Who: Information Commissioner’s Office (ICO)
Where: United Kingdom
When: 7 September 2015
Law stated as at: 9 October 2015
On 7 September, David Smith, Deputy Commissioner and Director of Data Protection at the ICO blogged an update on the progress of the draft General Data Protection Regulation (GDPR) through the European legislative process, and some top tips on how to prepare for the reforms.
The end may be in sight…
Amid negative reports on attempts to finalise the GDPR, David Smith convincingly declared that “if all goes according to plan, we’ll know pretty much what’s going to be in the [GDPR] by the end of this year.”
He stated that on the most optimistic forecasts, the GDPR may be finalised by the end of this year or early next year (“much before June 2016”); but that the end of 2016 may be more realistic. Once adopted, there will then be a two-year transitional period before the GDPR comes into force.
This update was given before the CJEU’s ruling in Case C-362/14 Maximillian Schrems v Data Protection Commissioner that Safe Harbor is invalid and it is not yet clear how that landmark ruling will affect the progress of reforms.
ICO top tips

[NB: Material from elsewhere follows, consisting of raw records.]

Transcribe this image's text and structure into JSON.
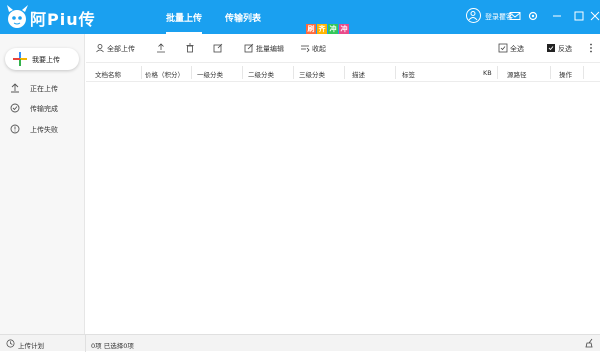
{
  "colors": {
    "accent": "#1aa0f0",
    "white": "#ffffff"
  },
  "app": {
    "brand": "阿Piu传"
  },
  "nav": {
    "tabs": [
      {
        "label": "批量上传",
        "active": true
      },
      {
        "label": "传输列表",
        "active": false
      }
    ]
  },
  "promo": {
    "chars": [
      "刷",
      "齐",
      "冲",
      "冲"
    ]
  },
  "user": {
    "login_label": "登录瞿客"
  },
  "sidebar": {
    "upload_label": "我要上传",
    "items": [
      {
        "label": "正在上传",
        "icon": "upload-arrow-icon"
      },
      {
        "label": "传输完成",
        "icon": "check-circle-icon"
      },
      {
        "label": "上传失败",
        "icon": "error-circle-icon"
      }
    ]
  },
  "toolbar": {
    "upload_all": "全部上传",
    "batch_edit": "批量编辑",
    "collapse": "收起",
    "select_all": "全选",
    "invert": "反选"
  },
  "table": {
    "headers": [
      "文档名称",
      "价格（积分）",
      "一级分类",
      "二级分类",
      "三级分类",
      "描述",
      "标签",
      "KB",
      "源路径",
      "操作"
    ]
  },
  "status": {
    "plan_label": "上传计划",
    "selection": "0项 已选择0项"
  }
}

With the GDPR edging towards adoption, to the extent that they are not already start doing so, businesses should start thinking about what the GDPR might mean for them and what they can be doing now to prepare for it. On the latter point, the ICO’s main message and number one top tip is for businesses to make sure they’re meeting their current responsibilities.
In particular, the ICO advises businesses to consider:
- The extent to which individuals are given control over, and consent to the use of their personal information;
- Whether effective processes are in place to ensure data protection compliance and that compliance can be demonstrated;
- Whether the right people are in place to help with understanding and meeting the requirements of the GDPR;
- Whether privacy considerations are built into the development of new systems and processes; and
- What processes are in place to manage any data security breaches.
While the ICO does not specifically refer to reviewing arrangements in place for transferring personal data outside of the European Economic Area; following the decision in Schrems, this should invariably be high on businesses’ list of priorities for ensuring compliance with their current responsibilities.
Why this matters:
Ensuring compliance with data protection legislation is not an easy task, or one that can be done overnight.
Before considering what steps need to be taken to ensure compliance, businesses need to fully understand, for example, what personal data is collected, how it is used and whether it is transferred to third parties and/or to other jurisdictions. This in itself can take considerable time, effort and resource.
In the infamous words of Charles Dickens, “[m]y advice is to never do tomorrow what you can do today… procrastination is the thief of time.”